Everyone has their own definition of waste. For our purposes here, we will consider waste to be things that have been discarded, abandoned, or quite simply, waste we generate from our bodies. This part of the exhibition serves as a reminder that all of the processes operating in a modern human civilisation do not end there. There is a significant effort to manage and clean up the waste that we are constantly generating.
The places of waste that we can see from space are primarily where we collect and gather. In many instances, this part of the exhibition shows the final product of other subjects in this work – the by-products of mining, the outdated vehicles of massive transportation systems, or the infrastructure needed to support millions of people living in modern cities. By observing these sites, we get a better sense of what is required to make our society function and run cleanly. It is also worth noting that most of these places are far removed from our normal existence – located in the middle of deserts, outside of city limits, even on separate islands that we have constructed explicitly for this purpose. Waste is not usually at the forefront of our minds. Perhaps it is this physical separation from the places where our waste goes that makes it something we rarely consider. Flush it down, sell it, throw it away. But what would happen if we thought about it more often?
Something old, something new
In Karlskrona, we take care of what we consume and reuse it as far as possible. Even old shipwrecks from the 18th century are revitalized.
Under the surface
In the waters off Karlskrona, there are an estimated 60 deliberately sunken wrecks that hold a well-preserved cultural heritage. Many are not available because they are embedded in fillings or located within the military area, but there are exceptions. One of these is Djupasund between Sturkö and Tjurkö. Here lies a barrier with several wrecks. One of them is Chapman's prototype liner Wasa, which was, among other things, the beginning of the intensive shipbuilding period that went on during the 1780-1790s. To experience the wrecks, help is needed on site and this can become a reality by building a dive park where you as a visitor are guided on the bottom. By following, for example, a rope you can reach signs that tell you what ship details you see, and more. Instead of being hidden beneath the surface, the site instead becomes a historical resource. Opening of the dive park is scheduled for autumn 2021.
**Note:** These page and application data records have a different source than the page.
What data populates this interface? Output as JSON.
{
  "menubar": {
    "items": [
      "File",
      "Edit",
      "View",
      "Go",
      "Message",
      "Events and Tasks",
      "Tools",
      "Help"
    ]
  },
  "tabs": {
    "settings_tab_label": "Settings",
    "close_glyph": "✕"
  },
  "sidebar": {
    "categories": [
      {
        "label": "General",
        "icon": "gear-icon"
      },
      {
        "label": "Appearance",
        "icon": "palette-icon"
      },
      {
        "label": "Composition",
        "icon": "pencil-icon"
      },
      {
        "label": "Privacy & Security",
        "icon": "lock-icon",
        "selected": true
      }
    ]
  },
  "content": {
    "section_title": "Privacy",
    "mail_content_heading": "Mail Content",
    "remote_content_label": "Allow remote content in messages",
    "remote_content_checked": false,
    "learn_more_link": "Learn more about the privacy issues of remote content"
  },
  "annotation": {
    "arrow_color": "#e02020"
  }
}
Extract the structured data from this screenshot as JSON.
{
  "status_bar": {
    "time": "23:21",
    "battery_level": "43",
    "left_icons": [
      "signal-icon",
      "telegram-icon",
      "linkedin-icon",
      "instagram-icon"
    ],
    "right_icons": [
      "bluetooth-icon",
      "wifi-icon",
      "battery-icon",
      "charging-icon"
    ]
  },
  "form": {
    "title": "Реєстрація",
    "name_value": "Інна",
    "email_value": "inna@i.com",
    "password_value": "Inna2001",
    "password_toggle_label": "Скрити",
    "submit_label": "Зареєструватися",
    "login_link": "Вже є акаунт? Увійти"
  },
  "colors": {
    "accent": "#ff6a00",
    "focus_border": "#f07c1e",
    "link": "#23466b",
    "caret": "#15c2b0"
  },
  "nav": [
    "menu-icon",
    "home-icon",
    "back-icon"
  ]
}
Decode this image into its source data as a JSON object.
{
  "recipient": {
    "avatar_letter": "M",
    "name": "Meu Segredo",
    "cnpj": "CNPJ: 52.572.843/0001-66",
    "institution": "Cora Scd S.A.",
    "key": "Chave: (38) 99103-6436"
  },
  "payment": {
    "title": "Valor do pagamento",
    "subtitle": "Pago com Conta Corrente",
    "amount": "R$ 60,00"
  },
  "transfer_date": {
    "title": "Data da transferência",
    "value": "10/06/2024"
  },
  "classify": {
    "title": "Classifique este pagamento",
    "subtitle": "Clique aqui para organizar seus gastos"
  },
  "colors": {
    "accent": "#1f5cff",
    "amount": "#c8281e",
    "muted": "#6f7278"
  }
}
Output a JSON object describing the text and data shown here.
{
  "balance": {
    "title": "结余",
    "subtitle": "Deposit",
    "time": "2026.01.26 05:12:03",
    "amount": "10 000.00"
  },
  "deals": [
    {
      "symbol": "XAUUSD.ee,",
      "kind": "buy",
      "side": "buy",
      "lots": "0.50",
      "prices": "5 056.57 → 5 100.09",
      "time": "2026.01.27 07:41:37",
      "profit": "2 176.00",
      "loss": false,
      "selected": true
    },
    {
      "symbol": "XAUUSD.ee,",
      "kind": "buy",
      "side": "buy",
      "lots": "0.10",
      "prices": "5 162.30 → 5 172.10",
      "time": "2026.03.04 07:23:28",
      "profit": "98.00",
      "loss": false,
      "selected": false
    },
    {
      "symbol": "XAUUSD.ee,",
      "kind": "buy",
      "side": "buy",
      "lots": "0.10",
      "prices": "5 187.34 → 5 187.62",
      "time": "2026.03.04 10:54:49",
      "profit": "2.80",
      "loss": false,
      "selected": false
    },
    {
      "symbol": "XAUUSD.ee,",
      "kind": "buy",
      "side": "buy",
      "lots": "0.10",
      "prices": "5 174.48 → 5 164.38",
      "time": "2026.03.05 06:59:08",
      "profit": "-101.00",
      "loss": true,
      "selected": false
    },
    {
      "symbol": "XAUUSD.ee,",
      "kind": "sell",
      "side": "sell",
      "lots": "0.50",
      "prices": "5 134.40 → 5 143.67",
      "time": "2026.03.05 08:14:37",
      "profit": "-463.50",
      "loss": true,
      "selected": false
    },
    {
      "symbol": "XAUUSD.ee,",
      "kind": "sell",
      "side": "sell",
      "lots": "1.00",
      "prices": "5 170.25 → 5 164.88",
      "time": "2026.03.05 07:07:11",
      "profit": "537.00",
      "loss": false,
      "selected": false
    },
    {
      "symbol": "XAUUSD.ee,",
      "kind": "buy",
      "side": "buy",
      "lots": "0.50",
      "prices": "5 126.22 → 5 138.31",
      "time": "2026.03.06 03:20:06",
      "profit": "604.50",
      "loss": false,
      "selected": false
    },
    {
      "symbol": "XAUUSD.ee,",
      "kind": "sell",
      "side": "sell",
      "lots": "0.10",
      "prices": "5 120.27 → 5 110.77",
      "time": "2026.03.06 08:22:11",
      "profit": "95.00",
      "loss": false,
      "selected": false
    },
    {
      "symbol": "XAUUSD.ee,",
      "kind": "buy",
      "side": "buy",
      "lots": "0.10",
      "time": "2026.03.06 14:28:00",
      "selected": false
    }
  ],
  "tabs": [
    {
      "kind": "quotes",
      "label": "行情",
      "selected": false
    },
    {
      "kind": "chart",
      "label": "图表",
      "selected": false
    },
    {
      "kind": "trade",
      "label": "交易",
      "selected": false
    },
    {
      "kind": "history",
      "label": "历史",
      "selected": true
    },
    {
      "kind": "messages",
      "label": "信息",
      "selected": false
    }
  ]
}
Unfortunately, all waste does not end up where it should. Therefore, events are often organized where we clean the beaches on both the mainland and in the archipelago. Mostly plastic, but also glass and metal. The longer the plastic is allowed to lie in the shoreline, the more worn down it is to microbites, which are then caught by both mussels and fish and birds. When the animals have got it in themselves, there is the risk that even human beings consume their own plastic waste – unpleasant and unhealthy in every way! In Karlskrona, there are continuous cleaning actions on beaches and the seabed, where residents and organizations join forces to clean up. Please, contribute when you visit our beaches.
Karlskrona is a member of the Association of Swedish Eco Municipalities. This means that the municipality wants to promote the development towards a more sustainable society. A society based on an ecological basic view where the living environment gives people the opportunity to achieve a good quality of life and good health. As an eco-municipality, Karlskrona supports the idea that eight basic sustainability principles need to be fulfilled in order for society to be sustainable.